Clear Your Record with a Trusted Florida Expungement Attorney
Living with a criminal record can be tough. Potential employers may pass on your application when they discover your past. Landlords might be reluctant to have you living at their properties. Loans and other forms of aid can be harder to come by. You could even face a harder time getting certain professional licenses that could help you get ahead.
To make matters worse, you do not have to be convicted of a crime to get a criminal record. In Florida, arrests and charges will still show up even if you prove that you are completely innocent. Your criminal record is not something that simply goes away. Once something is on your record, it usually stays there for the rest of your life.
Unless you take action.
West Palm Beach criminal lawyer David W. Olson has been protecting the rights of the accused for decades in South Florida. He fervently believes that everyone deserves the right to turn their life around and become a productive member of society. That is why he uses his vast legal knowledge and skills to help eligible Floridians to get their records expunged or sealed.
Doing this matters more than many people realize. If you qualify for sealing, your record will be hidden from the public so that only some government officials will be able to access it. No more worrying about private employers and landlords turning you down because of a mistake you made years ago. Expungement is even more powerful. If your record is expunged, even government officials will be required to get a court order before they can see it.
Who Does (and Does Not) Qualify for Expungement and Record Sealing in Palm Beach County

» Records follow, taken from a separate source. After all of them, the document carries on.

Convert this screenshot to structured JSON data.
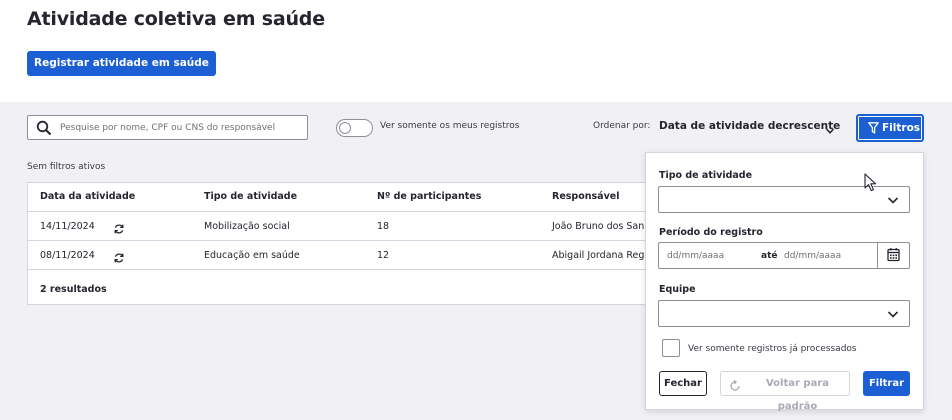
{
  "page_title": "Atividade coletiva em saúde",
  "register_button": "Registrar atividade em saúde",
  "search": {
    "placeholder": "Pesquise por nome, CPF ou CNS do responsável",
    "value": ""
  },
  "toggle": {
    "label": "Ver somente os meus registros",
    "on": false
  },
  "sort": {
    "label": "Ordenar por:",
    "value": "Data de atividade decrescente"
  },
  "filters_button": "Filtros",
  "filters_status": "Sem filtros ativos",
  "table": {
    "columns": [
      "Data da atividade",
      "Tipo de atividade",
      "Nº de participantes",
      "Responsável"
    ],
    "rows": [
      {
        "date": "14/11/2024",
        "type": "Mobilização social",
        "participants": "18",
        "responsible": "João Bruno dos San"
      },
      {
        "date": "08/11/2024",
        "type": "Educação em saúde",
        "participants": "12",
        "responsible": "Abigail Jordana Reg"
      }
    ],
    "results": "2 resultados"
  },
  "filter_panel": {
    "activity_type_label": "Tipo de atividade",
    "activity_type_value": "",
    "period_label": "Período do registro",
    "date_from_placeholder": "dd/mm/aaaa",
    "date_separator": "até",
    "date_to_placeholder": "dd/mm/aaaa",
    "team_label": "Equipe",
    "team_value": "",
    "processed_only_label": "Ver somente registros já processados",
    "processed_only_checked": false,
    "close_button": "Fechar",
    "reset_button": "Voltar para padrão",
    "filter_button": "Filtrar"
  },
  "colors": {
    "primary": "#1c5fd4",
    "background": "#f1f1f5",
    "text": "#24252e",
    "border": "#8f8f99"
  }
}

Unfortunately, expungement and record sealing are not available to everyone who makes a mistake in Florida. There are certain requirements that you need to meet in order to be eligible to apply. Though there are exceptions, generally speaking you qualify for sealing or expunging if:
- You have not been convicted of a crime as an adult or adjudicated delinquent as a juvenile.
- You have not previously had a record sealed or expunged (the State of Florida allows for only one record to be sealed or expunged per individual, except in certain specific circumstances). This rule holds even if the record in question was sealed or expunged in a different state.
- You have successfully completed a pre- or post-arrest or teen diversion program under s. 943.0582 for a qualifying misdemeanor.
- Your arrest was deemed to be “contrary to law or by mistake” under s. 943.0581. This type of expungement will not count toward your single lifetime allotment.
Additionally, Florida juveniles automatically have their records expunged when they turn 21. This, as with a finding that an arrest was “contrary to law or by mistake,” does not count as a “prior expunged record” that would disqualify you from the process.
The list of things that disqualify you is far longer. First off, if you have been convicted of a DUI or any felony, you do not qualify. You can find an exhaustive list of disqualifying crimes here.
Other factors can make you ineligible as well, including:
- Having a “withhold” from a judge changed to an “adjudication” because you violate the terms of your probation or community control.
- Having a “withhold” for the following offenses (including attempting or conspiring to commit these offenses):
- Abuse or aggravated abuse of a disabled adult or elderly individual
- An act of domestic violence (as defined in s. 741.28)
- Aggravated assault or battery
- Burglary of a dwelling
- An act of terrorism (as defined in s. 741.28 F.S.)
- Aircraft piracy
- Child abuse
- Computer pornography that involves a child
- Drug trafficking or manufacturing
- Home invasion robbery
- Illegal use of explosives
- Lewd, lascivious, or indecent assault or act upon a child (or while a child is present)
- Offenses committed by public employees and officers
- Organized fraud
- Possessing or possession with the intent to promote any representation involving sexual conduct by a child
- Promoting the sexual performance of a child
- Sexual activity with a child (aged 12-17) by soliciting someone in familial or custodial authority
- Sexual battery
- Using a child in a sexual performance
- Having a petition to seal or expunge pending in another case.
- Having an open criminal case or still needing to fulfill a court obligation, such as probation, community control, community service, restitution, or court costs.
Why an Experienced Florida Record Sealing Attorney Is Your Best Chance at a Clean Record
If you qualify, and if you follow all application directions to a “T,” it is actually very likely that you will get your record sealed or expunged. This is because the laws of the State of Florida favor expungement. In order for a judge to refuse expunction, he or she must provide evidence detailing their reasoning, and these refusals are often overturned on appeals.
Pay attention to the “ifs” at the beginning of that paragraph though. The hard part of going through the expungement process is jumping through the administrative hoops. Make one small mistake and the process could end up taking a lot longer – or be entirely derailed.
David W. Olson has helped countless Floridians with sealing or expunging their records, so you will know unequivocally if you qualify and if it is worth your time to apply for expungement. Documentation will always be completed correctly and filed on time.
In short, Olson will make the process go as quickly and smoothly as possible. If you run into any snags, he will be there to address them.
All you have to do to get started is reach out to our office. You can set up a free initial consultation by filling out our free online case review form, then emailing David@dwolaw.com or calling us at (561) 833-8866 or (561) 315-4470.